## Your instructions:
Only the lines that contain the string "title" belong in the answer; pull them from the records.

-- Opening Marker --

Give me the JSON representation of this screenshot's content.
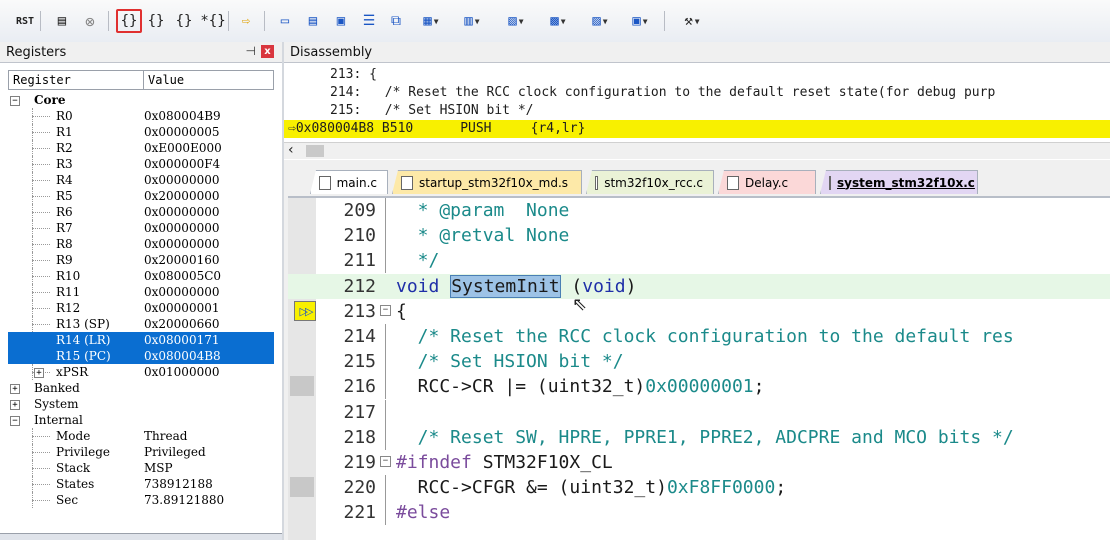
{
  "toolbar": {
    "items": [
      {
        "icon": "reset-icon",
        "label": "RST"
      },
      {
        "icon": "run-icon",
        "label": "▤"
      },
      {
        "icon": "stop-icon",
        "label": "⊗"
      },
      {
        "icon": "step-in-icon",
        "label": "{}"
      },
      {
        "icon": "step-over-icon",
        "label": "{}"
      },
      {
        "icon": "step-out-icon",
        "label": "{}"
      },
      {
        "icon": "run-to-cursor-icon",
        "label": "*{}"
      },
      {
        "icon": "show-next-statement-icon",
        "label": "⇨"
      },
      {
        "icon": "command-window-icon",
        "label": "▭"
      },
      {
        "icon": "disassembly-window-icon",
        "label": "▤"
      },
      {
        "icon": "symbols-window-icon",
        "label": "▣"
      },
      {
        "icon": "registers-window-icon",
        "label": "☰"
      },
      {
        "icon": "call-stack-window-icon",
        "label": "⧉"
      },
      {
        "icon": "watch-window-icon",
        "label": "▦"
      },
      {
        "icon": "memory-window-icon",
        "label": "▥"
      },
      {
        "icon": "serial-window-icon",
        "label": "▧"
      },
      {
        "icon": "analysis-window-icon",
        "label": "▩"
      },
      {
        "icon": "trace-window-icon",
        "label": "▨"
      },
      {
        "icon": "system-viewer-icon",
        "label": "▣"
      },
      {
        "icon": "toolbox-icon",
        "label": "⚒"
      }
    ],
    "selected_item": "step-in-icon"
  },
  "registers": {
    "title": "Registers",
    "col_register": "Register",
    "col_value": "Value",
    "rows": [
      {
        "name": "Core",
        "value": "",
        "level": 0,
        "expander": "−",
        "bold": true
      },
      {
        "name": "R0",
        "value": "0x080004B9",
        "level": 1
      },
      {
        "name": "R1",
        "value": "0x00000005",
        "level": 1
      },
      {
        "name": "R2",
        "value": "0xE000E000",
        "level": 1
      },
      {
        "name": "R3",
        "value": "0x000000F4",
        "level": 1
      },
      {
        "name": "R4",
        "value": "0x00000000",
        "level": 1
      },
      {
        "name": "R5",
        "value": "0x20000000",
        "level": 1
      },
      {
        "name": "R6",
        "value": "0x00000000",
        "level": 1
      },
      {
        "name": "R7",
        "value": "0x00000000",
        "level": 1
      },
      {
        "name": "R8",
        "value": "0x00000000",
        "level": 1
      },
      {
        "name": "R9",
        "value": "0x20000160",
        "level": 1
      },
      {
        "name": "R10",
        "value": "0x080005C0",
        "level": 1
      },
      {
        "name": "R11",
        "value": "0x00000000",
        "level": 1
      },
      {
        "name": "R12",
        "value": "0x00000001",
        "level": 1
      },
      {
        "name": "R13 (SP)",
        "value": "0x20000660",
        "level": 1
      },
      {
        "name": "R14 (LR)",
        "value": "0x08000171",
        "level": 1,
        "highlight": true
      },
      {
        "name": "R15 (PC)",
        "value": "0x080004B8",
        "level": 1,
        "highlight": true
      },
      {
        "name": "xPSR",
        "value": "0x01000000",
        "level": 1,
        "expander": "+"
      },
      {
        "name": "Banked",
        "value": "",
        "level": 0,
        "expander": "+"
      },
      {
        "name": "System",
        "value": "",
        "level": 0,
        "expander": "+"
      },
      {
        "name": "Internal",
        "value": "",
        "level": 0,
        "expander": "−"
      },
      {
        "name": "Mode",
        "value": "Thread",
        "level": 1
      },
      {
        "name": "Privilege",
        "value": "Privileged",
        "level": 1
      },
      {
        "name": "Stack",
        "value": "MSP",
        "level": 1
      },
      {
        "name": "States",
        "value": "738912188",
        "level": 1
      },
      {
        "name": "Sec",
        "value": "73.89121880",
        "level": 1
      }
    ]
  },
  "disassembly": {
    "title": "Disassembly",
    "lines": [
      {
        "text": "213: {",
        "current": false
      },
      {
        "text": "214:   /* Reset the RCC clock configuration to the default reset state(for debug purp",
        "current": false
      },
      {
        "text": "215:   /* Set HSION bit */",
        "current": false
      },
      {
        "text": "0x080004B8 B510      PUSH     {r4,lr}",
        "current": true
      }
    ]
  },
  "editor_tabs": [
    {
      "label": "main.c",
      "color": "#ffffff",
      "active": false
    },
    {
      "label": "startup_stm32f10x_md.s",
      "color": "#fde9a8",
      "active": false
    },
    {
      "label": "stm32f10x_rcc.c",
      "color": "#eaf2d6",
      "active": false
    },
    {
      "label": "Delay.c",
      "color": "#fbd8d8",
      "active": false
    },
    {
      "label": "system_stm32f10x.c",
      "color": "#e2d6f3",
      "active": true
    }
  ],
  "code": {
    "lines": [
      {
        "num": "209",
        "parts": [
          {
            "t": "  * @param  None",
            "c": "cmt"
          }
        ]
      },
      {
        "num": "210",
        "parts": [
          {
            "t": "  * @retval None",
            "c": "cmt"
          }
        ]
      },
      {
        "num": "211",
        "parts": [
          {
            "t": "  */",
            "c": "cmt"
          }
        ]
      },
      {
        "num": "212",
        "parts": [
          {
            "t": "void ",
            "c": "kw"
          },
          {
            "t": "SystemInit",
            "c": "selword"
          },
          {
            "t": " (",
            "c": ""
          },
          {
            "t": "void",
            "c": "kw"
          },
          {
            "t": ")",
            "c": ""
          }
        ],
        "highlight": true
      },
      {
        "num": "213",
        "fold": "−",
        "parts": [
          {
            "t": "{",
            "c": ""
          }
        ],
        "pointer": true
      },
      {
        "num": "214",
        "parts": [
          {
            "t": "  /* Reset the RCC clock configuration to the default res",
            "c": "cmt"
          }
        ]
      },
      {
        "num": "215",
        "parts": [
          {
            "t": "  /* Set HSION bit */",
            "c": "cmt"
          }
        ]
      },
      {
        "num": "216",
        "parts": [
          {
            "t": "  RCC->CR |= (uint32_t)",
            "c": ""
          },
          {
            "t": "0x00000001",
            "c": "num"
          },
          {
            "t": ";",
            "c": ""
          }
        ],
        "breakpoint_area": true
      },
      {
        "num": "217",
        "parts": []
      },
      {
        "num": "218",
        "parts": [
          {
            "t": "  /* Reset SW, HPRE, PPRE1, PPRE2, ADCPRE and MCO bits */",
            "c": "cmt"
          }
        ]
      },
      {
        "num": "219",
        "fold": "−",
        "parts": [
          {
            "t": "#ifndef ",
            "c": "pp"
          },
          {
            "t": "STM32F10X_CL",
            "c": ""
          }
        ]
      },
      {
        "num": "220",
        "parts": [
          {
            "t": "  RCC->CFGR &= (uint32_t)",
            "c": ""
          },
          {
            "t": "0xF8FF0000",
            "c": "num"
          },
          {
            "t": ";",
            "c": ""
          }
        ],
        "breakpoint_area": true
      },
      {
        "num": "221",
        "parts": [
          {
            "t": "#else",
            "c": "pp"
          }
        ]
      }
    ]
  },
  "colors": {
    "current_line_yellow": "#f8f000",
    "selection_blue": "#0a6ed1",
    "comment_teal": "#1b8a8a",
    "keyword_blue": "#1f2fa8"
  }
}
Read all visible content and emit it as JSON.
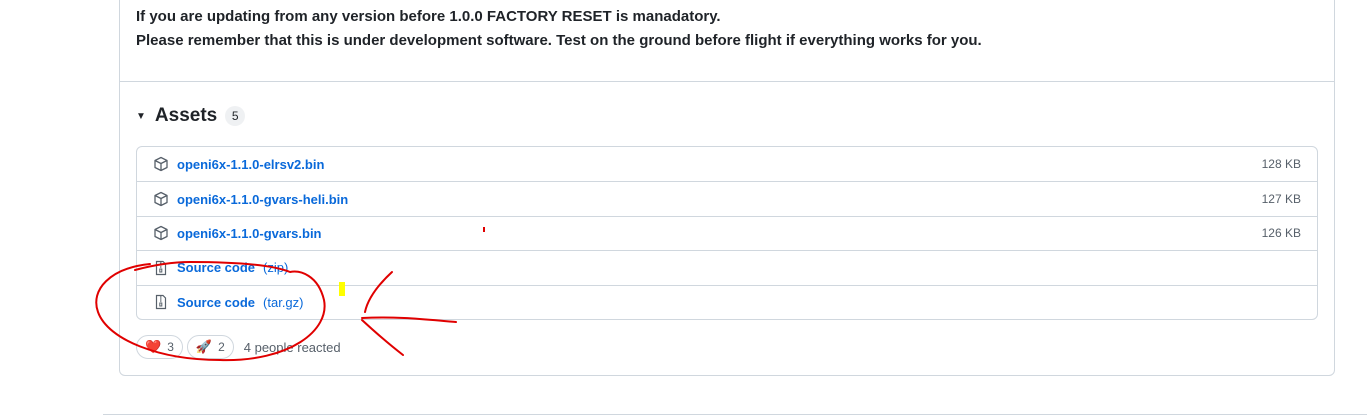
{
  "release_notes": {
    "line1": "If you are updating from any version before 1.0.0 FACTORY RESET is manadatory.",
    "line2": "Please remember that this is under development software. Test on the ground before flight if everything works for you."
  },
  "assets": {
    "title": "Assets",
    "count": "5",
    "items": [
      {
        "name": "openi6x-1.1.0-elrsv2.bin",
        "size": "128 KB",
        "icon": "package-icon"
      },
      {
        "name": "openi6x-1.1.0-gvars-heli.bin",
        "size": "127 KB",
        "icon": "package-icon"
      },
      {
        "name": "openi6x-1.1.0-gvars.bin",
        "size": "126 KB",
        "icon": "package-icon"
      },
      {
        "name": "Source code",
        "ext": "(zip)",
        "icon": "file-zip-icon"
      },
      {
        "name": "Source code",
        "ext": "(tar.gz)",
        "icon": "file-zip-icon"
      }
    ]
  },
  "reactions": {
    "items": [
      {
        "emoji": "❤️",
        "count": "3",
        "icon": "heart-icon"
      },
      {
        "emoji": "🚀",
        "count": "2",
        "icon": "rocket-icon"
      }
    ],
    "summary": "4 people reacted"
  },
  "annotation_colors": {
    "red_marker": "#e00000",
    "yellow_highlight": "#ffff00"
  }
}
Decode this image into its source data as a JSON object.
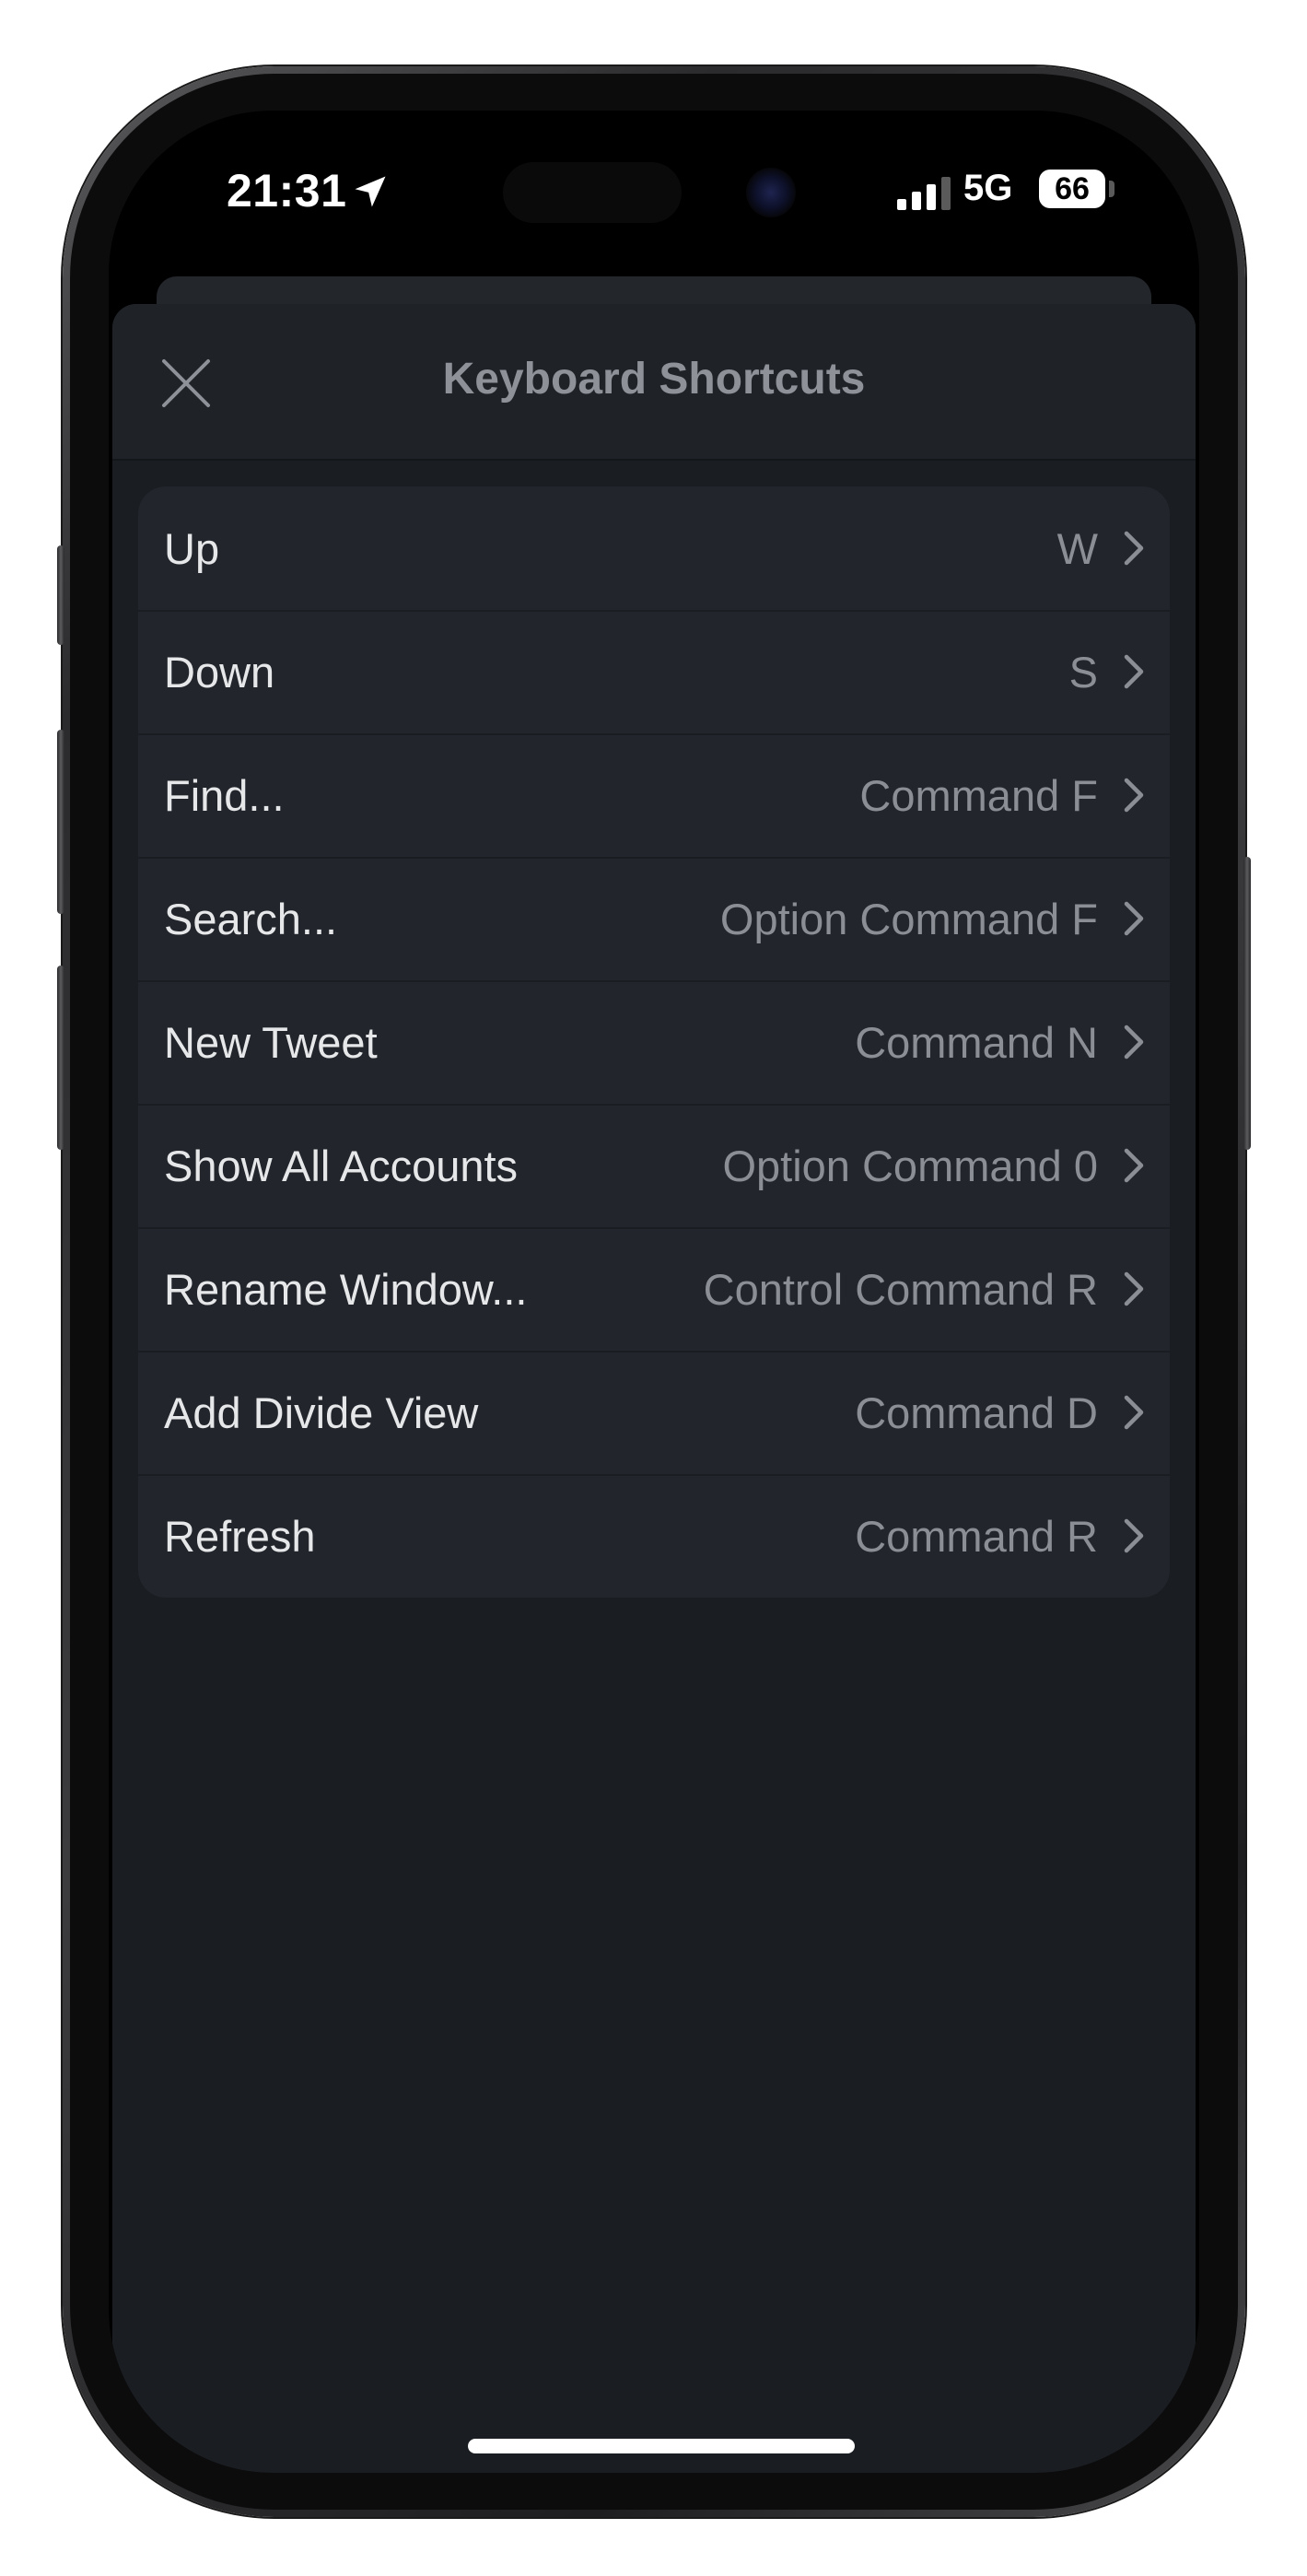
{
  "status_bar": {
    "time": "21:31",
    "network": "5G",
    "battery": "66"
  },
  "sheet": {
    "title": "Keyboard Shortcuts",
    "close_icon": "close-icon"
  },
  "shortcuts": [
    {
      "label": "Up",
      "value": "W"
    },
    {
      "label": "Down",
      "value": "S"
    },
    {
      "label": "Find...",
      "value": "Command F"
    },
    {
      "label": "Search...",
      "value": "Option Command F"
    },
    {
      "label": "New Tweet",
      "value": "Command N"
    },
    {
      "label": "Show All Accounts",
      "value": "Option Command 0"
    },
    {
      "label": "Rename Window...",
      "value": "Control Command R"
    },
    {
      "label": "Add Divide View",
      "value": "Command D"
    },
    {
      "label": "Refresh",
      "value": "Command R"
    }
  ],
  "colors": {
    "sheet_background": "#1a1d21",
    "list_background": "#22262c",
    "label_text": "#e6e7e9",
    "value_text": "#8b8f95"
  }
}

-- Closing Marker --

## Finished exercise:
    "title": "Registers",
    "title": "Disassembly",
    "title": "Assets",
    "title": "Keyboard Shortcuts",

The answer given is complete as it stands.